Spaying and neutering is one of the most important preventive health measures you can provide for your dog or cat. Spaying and neutering will help your pet lead a longer, healthier life. By doing this you are also helping to prevent over population of dogs and cats. For females, spaying before the first heat cycle is recommended. Spaying will significantly reduce ovarian or uterine cancer and mammary tumors. Spaying will also eliminate heat cycles and their associated problems. For males, neutering will reduce the likelihood of testicular cancer and prostate disease. Neutered male also tend to be less aggressive. Neutered males have less of an urge to "mark" their territory, and are less likely to want to roam in search of a potential mate.
MicrochipsWhy should my dog or cat be microchipped?
Each year 10 million pets get lost. Without the proper identification, 90% of these pets don't return home. With the help of a permanent microchip, your pet can always have identification, even in the event they lose their collar. This is why the Bountiful Animal Hospital recommends microchipping your animal with the HomeAgain chip. This microchip is always active after enrollment and contact information is easily kept up-to-date. No matter what age you pet is at, microchipping is always a great idea!
Parasites and Deworming
Why should my dog or cat be on a regular deworming schedule?

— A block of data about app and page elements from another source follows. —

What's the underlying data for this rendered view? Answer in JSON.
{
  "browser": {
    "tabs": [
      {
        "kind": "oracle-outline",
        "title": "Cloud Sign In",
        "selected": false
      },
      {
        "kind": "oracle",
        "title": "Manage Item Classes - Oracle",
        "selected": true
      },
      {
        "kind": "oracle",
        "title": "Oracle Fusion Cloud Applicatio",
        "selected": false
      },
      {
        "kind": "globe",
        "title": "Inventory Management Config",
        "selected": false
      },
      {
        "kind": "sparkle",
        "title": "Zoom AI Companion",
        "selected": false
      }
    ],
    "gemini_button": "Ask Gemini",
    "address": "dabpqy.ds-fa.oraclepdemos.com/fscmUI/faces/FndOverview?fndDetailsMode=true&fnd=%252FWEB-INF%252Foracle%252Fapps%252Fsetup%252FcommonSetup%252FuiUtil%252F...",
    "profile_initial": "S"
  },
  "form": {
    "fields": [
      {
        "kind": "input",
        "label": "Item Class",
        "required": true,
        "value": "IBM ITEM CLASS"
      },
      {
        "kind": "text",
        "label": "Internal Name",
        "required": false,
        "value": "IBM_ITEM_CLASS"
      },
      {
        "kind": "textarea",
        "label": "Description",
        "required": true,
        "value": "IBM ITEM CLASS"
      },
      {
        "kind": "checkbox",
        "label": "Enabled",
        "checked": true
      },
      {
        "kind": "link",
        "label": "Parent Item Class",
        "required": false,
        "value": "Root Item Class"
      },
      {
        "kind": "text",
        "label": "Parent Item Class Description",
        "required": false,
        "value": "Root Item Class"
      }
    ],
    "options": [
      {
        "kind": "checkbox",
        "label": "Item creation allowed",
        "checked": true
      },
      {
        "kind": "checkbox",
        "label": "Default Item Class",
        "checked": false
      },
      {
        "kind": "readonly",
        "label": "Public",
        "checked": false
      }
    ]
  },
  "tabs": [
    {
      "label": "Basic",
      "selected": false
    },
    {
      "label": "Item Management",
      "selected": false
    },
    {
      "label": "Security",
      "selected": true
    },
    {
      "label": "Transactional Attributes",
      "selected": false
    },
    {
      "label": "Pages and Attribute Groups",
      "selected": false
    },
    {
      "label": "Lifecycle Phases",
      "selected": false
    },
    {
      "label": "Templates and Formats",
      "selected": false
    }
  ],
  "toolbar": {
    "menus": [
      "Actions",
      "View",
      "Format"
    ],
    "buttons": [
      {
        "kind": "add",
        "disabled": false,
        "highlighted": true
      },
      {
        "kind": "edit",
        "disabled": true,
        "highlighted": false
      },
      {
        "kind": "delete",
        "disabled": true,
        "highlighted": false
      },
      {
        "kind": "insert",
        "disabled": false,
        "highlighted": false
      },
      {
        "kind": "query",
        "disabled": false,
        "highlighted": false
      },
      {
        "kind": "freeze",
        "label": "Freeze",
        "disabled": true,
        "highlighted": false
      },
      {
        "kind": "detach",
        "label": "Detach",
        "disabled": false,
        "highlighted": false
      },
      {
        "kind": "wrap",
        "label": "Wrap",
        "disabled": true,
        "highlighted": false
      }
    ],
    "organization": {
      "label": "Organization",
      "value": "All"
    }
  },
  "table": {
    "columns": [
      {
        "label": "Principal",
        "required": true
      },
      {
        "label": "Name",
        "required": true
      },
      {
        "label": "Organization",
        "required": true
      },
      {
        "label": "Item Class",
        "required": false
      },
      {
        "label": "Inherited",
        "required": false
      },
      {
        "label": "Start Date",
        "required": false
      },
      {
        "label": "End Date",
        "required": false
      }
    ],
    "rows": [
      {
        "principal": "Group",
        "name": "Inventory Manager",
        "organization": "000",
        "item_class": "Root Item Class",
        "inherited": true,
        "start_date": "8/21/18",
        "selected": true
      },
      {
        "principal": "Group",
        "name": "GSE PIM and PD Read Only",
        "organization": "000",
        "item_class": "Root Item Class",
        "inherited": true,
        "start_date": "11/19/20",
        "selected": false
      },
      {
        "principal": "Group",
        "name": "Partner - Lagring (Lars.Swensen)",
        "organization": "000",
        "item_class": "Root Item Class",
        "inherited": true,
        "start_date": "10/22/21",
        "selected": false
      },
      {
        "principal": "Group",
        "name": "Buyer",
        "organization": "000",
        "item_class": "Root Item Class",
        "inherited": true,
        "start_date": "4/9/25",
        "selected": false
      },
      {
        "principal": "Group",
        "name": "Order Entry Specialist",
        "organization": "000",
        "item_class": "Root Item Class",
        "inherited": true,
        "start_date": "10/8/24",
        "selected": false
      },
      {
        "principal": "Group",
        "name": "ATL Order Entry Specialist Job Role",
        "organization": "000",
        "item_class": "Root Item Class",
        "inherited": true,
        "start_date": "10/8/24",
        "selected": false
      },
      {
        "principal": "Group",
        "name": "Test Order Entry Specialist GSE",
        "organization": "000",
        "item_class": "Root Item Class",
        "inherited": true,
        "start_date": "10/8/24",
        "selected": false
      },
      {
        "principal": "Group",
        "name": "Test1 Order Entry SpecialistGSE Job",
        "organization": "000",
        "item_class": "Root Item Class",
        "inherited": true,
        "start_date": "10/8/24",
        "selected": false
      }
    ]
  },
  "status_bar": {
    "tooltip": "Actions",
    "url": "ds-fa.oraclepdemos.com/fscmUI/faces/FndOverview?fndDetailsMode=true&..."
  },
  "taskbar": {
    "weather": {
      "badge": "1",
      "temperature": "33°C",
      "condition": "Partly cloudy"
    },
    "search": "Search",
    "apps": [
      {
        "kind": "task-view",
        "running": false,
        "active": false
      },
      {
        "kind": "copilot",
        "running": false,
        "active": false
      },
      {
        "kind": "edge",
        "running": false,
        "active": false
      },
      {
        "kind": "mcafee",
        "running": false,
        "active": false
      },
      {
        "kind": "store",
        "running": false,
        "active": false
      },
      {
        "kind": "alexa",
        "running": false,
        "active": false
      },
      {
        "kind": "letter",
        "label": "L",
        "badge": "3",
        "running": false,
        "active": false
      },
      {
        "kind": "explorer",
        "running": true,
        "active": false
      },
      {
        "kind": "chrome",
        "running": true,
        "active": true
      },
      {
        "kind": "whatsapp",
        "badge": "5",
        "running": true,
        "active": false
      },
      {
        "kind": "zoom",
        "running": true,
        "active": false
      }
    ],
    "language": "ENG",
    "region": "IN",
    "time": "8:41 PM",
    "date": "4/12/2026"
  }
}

Regular deworming of your dog and cat is not only important for your animal's health, but also important to the health of humans. The most common types of parasitic worms are roundworms and hookworms. These are intestinal parasites that live inside the intestine of your pet. Dogs and cats of any age can get roundworms and hookworms, and it's very common in puppies and kittens since they can be passed through the mother's milk. Roundworms and hookworms are zoonotic, meaning they can be passed on to humans. Most susceptible are young children. The eggs are in the feces of an infected animal and can be deposited on soil, sand and plant life causing contamination. Roundworm eggs will hatch into larvae after ingested by a human. These larvae can then travel through the liver, lungs and other organs causing damage to the tissue affecting the nerves or even become lodged in the eye. They can cause permanent nerve or eye damage, even blindness. Hookworm larvae can move within the skin causing inflammation. In more serious causes, they can go into deeper tissue damaging the intestine and other organs. To prevent yourself and your family against worm infections speak with your veterinarian. Together you can determine the best deworming protocol for your pet according to their lifestyle. Also, use good hygiene and wash hands frequently. For more information, visit the Center for Disease Control.